The secure transport standard will assist providers in transmitting data from electronic health records (EHRs) and other healthcare information systems using the Health Level 7 Clinical Document Architecture (CDA) standard for automated entry into the agency’s safety surveillance system, according to an Aug. 28 announcement in Federal Business Opportunities.
The health information services provider (HISP) will offer Direct services to smooth the transport of CDA documents from healthcare providers to the National Healthcare Safety Network. The resulting contract will be for one year with options for two more periods. Proposals are due Sept. 12.
Direct protocols enable providers and other healthcare organizations to securely push structured summary patient data to each other.
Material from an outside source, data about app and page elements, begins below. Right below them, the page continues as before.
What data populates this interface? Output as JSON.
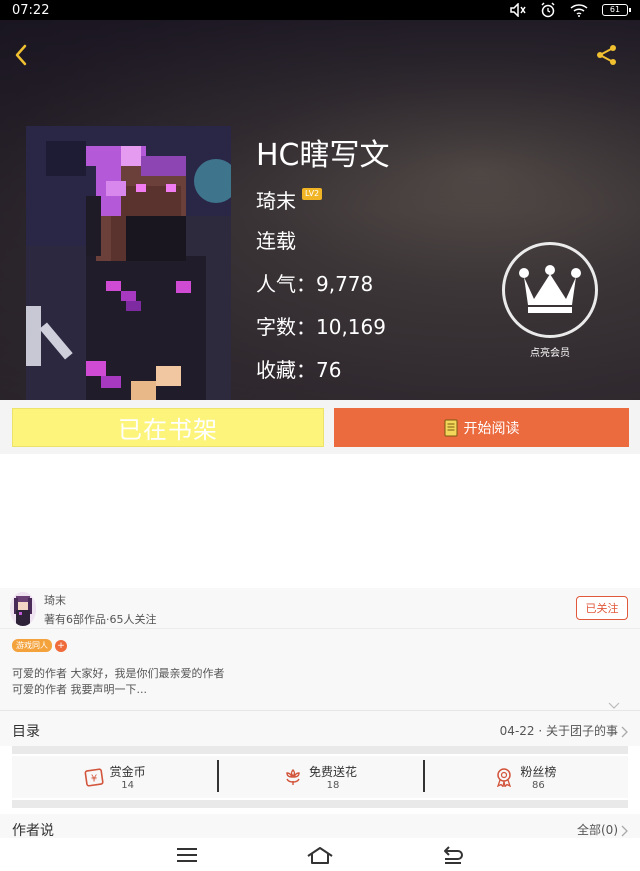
{
  "status_bar": {
    "time": "07:22",
    "battery": "61",
    "icons": [
      "mute-icon",
      "alarm-icon",
      "wifi-icon",
      "battery-icon"
    ]
  },
  "header": {
    "back_icon": "chevron-left-icon",
    "share_icon": "share-icon",
    "icon_color": "#f0c030"
  },
  "book": {
    "title": "HC瞎写文",
    "author": "琦末",
    "author_level": "LV2",
    "status": "连载",
    "popularity": "人气：9,778",
    "word_count": "字数：10,169",
    "favorites": "收藏：76"
  },
  "vip": {
    "icon": "crown-icon",
    "label": "点亮会员"
  },
  "actions": {
    "shelf_label": "已在书架",
    "read_label": "开始阅读",
    "read_icon": "book-icon",
    "shelf_color": "#fcf47b",
    "read_color": "#eb6a3e"
  },
  "author_card": {
    "name": "琦末",
    "meta": "著有6部作品·65人关注",
    "follow_label": "已关注"
  },
  "tags": {
    "items": [
      "游戏同人"
    ],
    "add": "+"
  },
  "description": {
    "line1": "可爱的作者 大家好，我是你们最亲爱的作者",
    "line2": "可爱的作者 我要声明一下..."
  },
  "toc": {
    "label": "目录",
    "latest": "04-22 · 关于团子的事"
  },
  "stats": [
    {
      "label": "赏金币",
      "value": "14",
      "icon": "reward-coin-icon"
    },
    {
      "label": "免费送花",
      "value": "18",
      "icon": "flower-icon"
    },
    {
      "label": "粉丝榜",
      "value": "86",
      "icon": "medal-icon"
    }
  ],
  "author_says": {
    "label": "作者说",
    "all": "全部(0)"
  },
  "nav_bar": {
    "icons": [
      "menu-icon",
      "home-icon",
      "back-icon"
    ]
  }
}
Direct is a streamlined version of standards and services for the nationwide health information network (NwHIN).
The CDC’s safety network collects and tracks information about infection control, healthcare worker safety, blood safety, measurements of care processes and improvement, public health reporting and prevention research. More than 9,000 healthcare facilities currently participate.
[Feature: A new age of biosurveillance is upon us.]
As of mid-year, 400 healthcare facilities have the capability of creating CDA messages to the safety network specifications and another 300 are preparing to do so, according to the agency. Also, any facility enrolled in the safety network can upload their CDA messages manually.
CDC said it anticipates that “100 facilities will begin to use Direct in the first year and that this number will increase significantly in coming years.”
The prospective Direct vendor will manage trust relationships, digital certificates of providers sending data and a custom Direct address for the safety network.